_Exercise aim_:
Please write out every record exactly, but keep any images out of it.

Web page and app entries:
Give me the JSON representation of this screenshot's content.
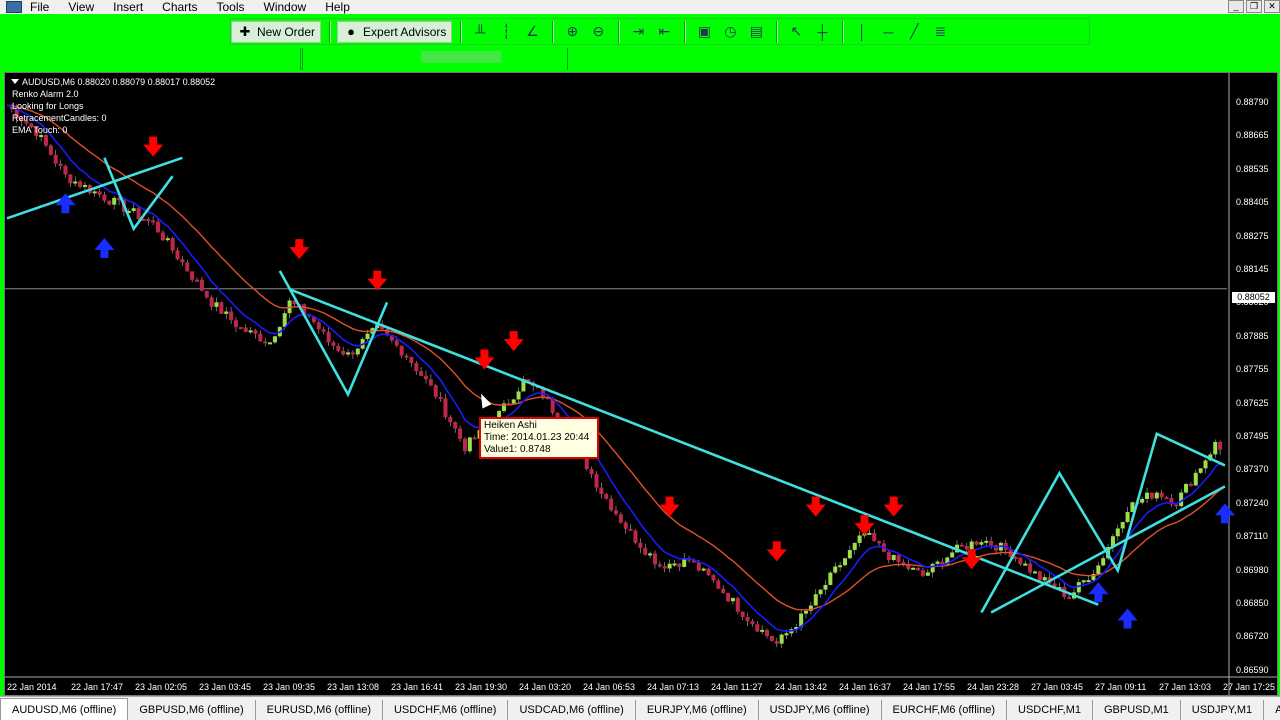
{
  "menu": {
    "items": [
      "File",
      "View",
      "Insert",
      "Charts",
      "Tools",
      "Window",
      "Help"
    ]
  },
  "toolbar": {
    "new_order_label": "New Order",
    "expert_advisors_label": "Expert Advisors",
    "icons": [
      "bar-chart-icon",
      "candlestick-icon",
      "line-chart-icon",
      "zoom-in-icon",
      "zoom-out-icon",
      "chart-shift-icon",
      "autoscroll-icon",
      "indicators-icon",
      "periods-icon",
      "templates-icon",
      "cursor-icon",
      "crosshair-icon",
      "vertical-line-icon",
      "horizontal-line-icon",
      "trendline-icon",
      "fibonacci-icon"
    ]
  },
  "chart": {
    "symbol_header": "AUDUSD,M6  0.88020 0.88079 0.88017 0.88052",
    "overlay_lines": [
      "Renko Alarm 2.0",
      "Looking for Longs",
      "RetracementCandles: 0",
      "EMA Touch: 0"
    ],
    "current_price": "0.88052",
    "price_labels": [
      "0.88790",
      "0.88665",
      "0.88535",
      "0.88405",
      "0.88275",
      "0.88145",
      "0.88020",
      "0.87885",
      "0.87755",
      "0.87625",
      "0.87495",
      "0.87370",
      "0.87240",
      "0.87110",
      "0.86980",
      "0.86850",
      "0.86720",
      "0.86590"
    ],
    "time_labels": [
      "22 Jan 2014",
      "22 Jan 17:47",
      "23 Jan 02:05",
      "23 Jan 03:45",
      "23 Jan 09:35",
      "23 Jan 13:08",
      "23 Jan 16:41",
      "23 Jan 19:30",
      "24 Jan 03:20",
      "24 Jan 06:53",
      "24 Jan 07:13",
      "24 Jan 11:27",
      "24 Jan 13:42",
      "24 Jan 16:37",
      "24 Jan 17:55",
      "24 Jan 23:28",
      "27 Jan 03:45",
      "27 Jan 09:11",
      "27 Jan 13:03",
      "27 Jan 17:25"
    ],
    "tooltip": {
      "title": "Heiken Ashi",
      "time": "Time: 2014.01.23 20:44",
      "value": "Value1: 0.8748"
    },
    "colors": {
      "bull": "#9be04a",
      "bear": "#c0264a",
      "ema_fast": "#1a1aff",
      "ema_slow": "#e0502a",
      "trend": "#40e0e0",
      "sell_arrow": "#ff0000",
      "buy_arrow": "#1a2cff"
    }
  },
  "chart_data": {
    "type": "candlestick",
    "symbol": "AUDUSD",
    "timeframe": "M6",
    "ylim": [
      0.8659,
      0.8885
    ],
    "close_path": [
      [
        0,
        0.8875
      ],
      [
        6,
        0.8865
      ],
      [
        12,
        0.8848
      ],
      [
        18,
        0.8842
      ],
      [
        24,
        0.8836
      ],
      [
        30,
        0.883
      ],
      [
        36,
        0.8815
      ],
      [
        42,
        0.88
      ],
      [
        48,
        0.879
      ],
      [
        54,
        0.8785
      ],
      [
        58,
        0.88
      ],
      [
        62,
        0.8795
      ],
      [
        66,
        0.8785
      ],
      [
        70,
        0.878
      ],
      [
        76,
        0.879
      ],
      [
        82,
        0.878
      ],
      [
        88,
        0.8765
      ],
      [
        94,
        0.8745
      ],
      [
        100,
        0.8755
      ],
      [
        106,
        0.877
      ],
      [
        110,
        0.8765
      ],
      [
        116,
        0.8748
      ],
      [
        122,
        0.8728
      ],
      [
        128,
        0.8712
      ],
      [
        134,
        0.87
      ],
      [
        140,
        0.8702
      ],
      [
        146,
        0.8692
      ],
      [
        152,
        0.868
      ],
      [
        158,
        0.867
      ],
      [
        164,
        0.8682
      ],
      [
        170,
        0.8698
      ],
      [
        176,
        0.8712
      ],
      [
        182,
        0.8702
      ],
      [
        188,
        0.8696
      ],
      [
        194,
        0.8705
      ],
      [
        200,
        0.871
      ],
      [
        206,
        0.8705
      ],
      [
        212,
        0.8695
      ],
      [
        218,
        0.8688
      ],
      [
        224,
        0.87
      ],
      [
        230,
        0.8722
      ],
      [
        236,
        0.8728
      ],
      [
        240,
        0.8724
      ],
      [
        244,
        0.8735
      ],
      [
        248,
        0.8746
      ],
      [
        250,
        0.8742
      ]
    ]
  }
}
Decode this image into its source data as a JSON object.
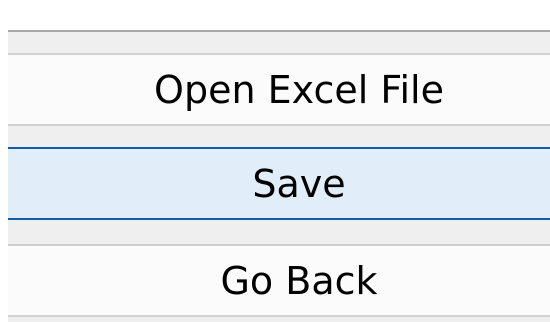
{
  "menu": {
    "items": [
      {
        "label": "Open Excel File",
        "selected": false
      },
      {
        "label": "Save",
        "selected": true
      },
      {
        "label": "Go Back",
        "selected": false
      }
    ]
  },
  "colors": {
    "selected_bg": "#e1edf8",
    "selected_border": "#0f5da8",
    "button_bg": "#fbfbfb",
    "button_border": "#d0d0d0"
  }
}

_Result for this exercise_:
Give me the JSON representation of this screenshot's content.
{
  "menu": {
    "items": [
      "File",
      "View",
      "Insert",
      "Charts",
      "Tools",
      "Window",
      "Help"
    ]
  },
  "toolbar": {
    "new_order_label": "New Order",
    "expert_advisors_label": "Expert Advisors",
    "icons": [
      "bar-chart-icon",
      "candlestick-icon",
      "line-chart-icon",
      "zoom-in-icon",
      "zoom-out-icon",
      "chart-shift-icon",
      "autoscroll-icon",
      "indicators-icon",
      "periods-icon",
      "templates-icon",
      "cursor-icon",
      "crosshair-icon",
      "vertical-line-icon",
      "horizontal-line-icon",
      "trendline-icon",
      "fibonacci-icon"
    ]
  },
  "chart": {
    "symbol_header": "AUDUSD,M6  0.88020 0.88079 0.88017 0.88052",
    "overlay_lines": [
      "Renko Alarm 2.0",
      "Looking for Longs",
      "RetracementCandles: 0",
      "EMA Touch: 0"
    ],
    "current_price": "0.88052",
    "price_labels": [
      "0.88790",
      "0.88665",
      "0.88535",
      "0.88405",
      "0.88275",
      "0.88145",
      "0.88020",
      "0.87885",
      "0.87755",
      "0.87625",
      "0.87495",
      "0.87370",
      "0.87240",
      "0.87110",
      "0.86980",
      "0.86850",
      "0.86720",
      "0.86590"
    ],
    "time_labels": [
      "22 Jan 2014",
      "22 Jan 17:47",
      "23 Jan 02:05",
      "23 Jan 03:45",
      "23 Jan 09:35",
      "23 Jan 13:08",
      "23 Jan 16:41",
      "23 Jan 19:30",
      "24 Jan 03:20",
      "24 Jan 06:53",
      "24 Jan 07:13",
      "24 Jan 11:27",
      "24 Jan 13:42",
      "24 Jan 16:37",
      "24 Jan 17:55",
      "24 Jan 23:28",
      "27 Jan 03:45",
      "27 Jan 09:11",
      "27 Jan 13:03",
      "27 Jan 17:25"
    ],
    "tooltip": {
      "title": "Heiken Ashi",
      "time": "Time: 2014.01.23 20:44",
      "value": "Value1: 0.8748"
    },
    "colors": {
      "bull": "#9be04a",
      "bear": "#c0264a",
      "ema_fast": "#1a1aff",
      "ema_slow": "#e0502a",
      "trend": "#40e0e0",
      "sell_arrow": "#ff0000",
      "buy_arrow": "#1a2cff"
    }
  },
  "chart_data": {
    "type": "candlestick",
    "symbol": "AUDUSD",
    "timeframe": "M6",
    "ylim": [
      0.8659,
      0.8885
    ],
    "close_path": [
      [
        0,
        0.8875
      ],
      [
        6,
        0.8865
      ],
      [
        12,
        0.8848
      ],
      [
        18,
        0.8842
      ],
      [
        24,
        0.8836
      ],
      [
        30,
        0.883
      ],
      [
        36,
        0.8815
      ],
      [
        42,
        0.88
      ],
      [
        48,
        0.879
      ],
      [
        54,
        0.8785
      ],
      [
        58,
        0.88
      ],
      [
        62,
        0.8795
      ],
      [
        66,
        0.8785
      ],
      [
        70,
        0.878
      ],
      [
        76,
        0.879
      ],
      [
        82,
        0.878
      ],
      [
        88,
        0.8765
      ],
      [
        94,
        0.8745
      ],
      [
        100,
        0.8755
      ],
      [
        106,
        0.877
      ],
      [
        110,
        0.8765
      ],
      [
        116,
        0.8748
      ],
      [
        122,
        0.8728
      ],
      [
        128,
        0.8712
      ],
      [
        134,
        0.87
      ],
      [
        140,
        0.8702
      ],
      [
        146,
        0.8692
      ],
      [
        152,
        0.868
      ],
      [
        158,
        0.867
      ],
      [
        164,
        0.8682
      ],
      [
        170,
        0.8698
      ],
      [
        176,
        0.8712
      ],
      [
        182,
        0.8702
      ],
      [
        188,
        0.8696
      ],
      [
        194,
        0.8705
      ],
      [
        200,
        0.871
      ],
      [
        206,
        0.8705
      ],
      [
        212,
        0.8695
      ],
      [
        218,
        0.8688
      ],
      [
        224,
        0.87
      ],
      [
        230,
        0.8722
      ],
      [
        236,
        0.8728
      ],
      [
        240,
        0.8724
      ],
      [
        244,
        0.8735
      ],
      [
        248,
        0.8746
      ],
      [
        250,
        0.8742
      ]
    ]
  }
}
Decode this image into its source data as a JSON object.
{
  "menu": {
    "items": [
      {
        "label": "Open Excel File",
        "selected": false
      },
      {
        "label": "Save",
        "selected": true
      },
      {
        "label": "Go Back",
        "selected": false
      }
    ]
  },
  "colors": {
    "selected_bg": "#e1edf8",
    "selected_border": "#0f5da8",
    "button_bg": "#fbfbfb",
    "button_border": "#d0d0d0"
  }
}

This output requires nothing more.